James says he’s not in California anymore, is he?
And William replies: “If you can’t tell, does it matter?”
This line is, really, everything. It’s the central question of the show. If it sounds familiar that’s because it’s the same question host Angela asked William when he was first introduced to Westworld in season 1, only now with a different twist: If he can’t tell he’s in a host body, does it matter that he’s no longer alive? If guests can’t tell if hosts are artificial, does it matter how they treat them?
James learns his wife is dead, and that stings him a bit. The first of many wounds to come. But he’s reassured that his daughter is fine and his granddaughter is “smart, capable.” This, as we’ll soon learn, is “Grace” — or rather, Emily, her real name — the character who escaped The Raj last week. This week we’re seeing exactly how smart and capable she is as she escapes the Ghost Nation, showing her father’s resourcefulness and knowledge of the park. Emily tells us in an adjacent scene that she doesn’t want to leave the park, so she has some plans of her own here.

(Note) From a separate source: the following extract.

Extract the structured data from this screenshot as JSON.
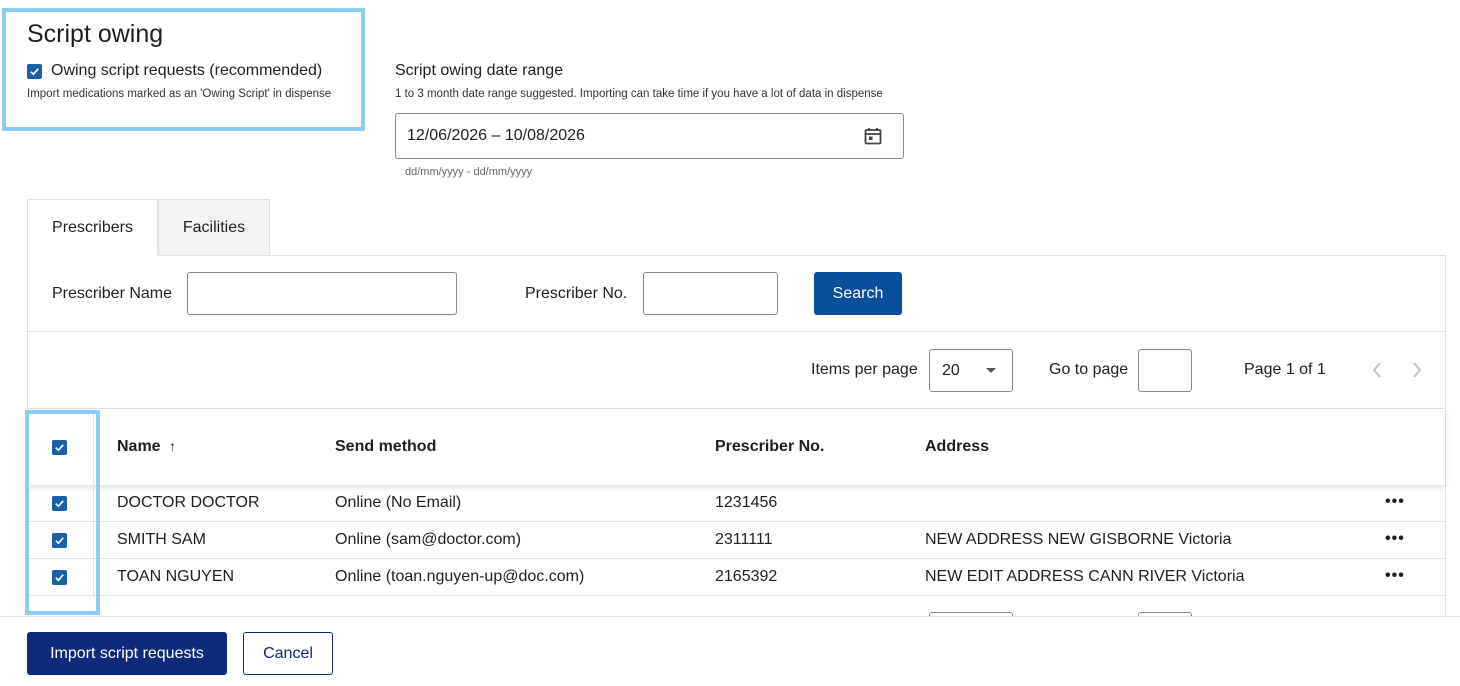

James starts to majorly glitch. He’s not ready for primetime. William exits and the outside of the cell is revealed. James has been tucked away in one of Westworld’s underground labs. The tech freezes James’ motor functions and they burn the room. This seems odd. Why torch everything? They’re gonna have to buy that record player, exercise bike, and books 150 times! We figure out why they do this at the end of the episode. (Recap continues on next page)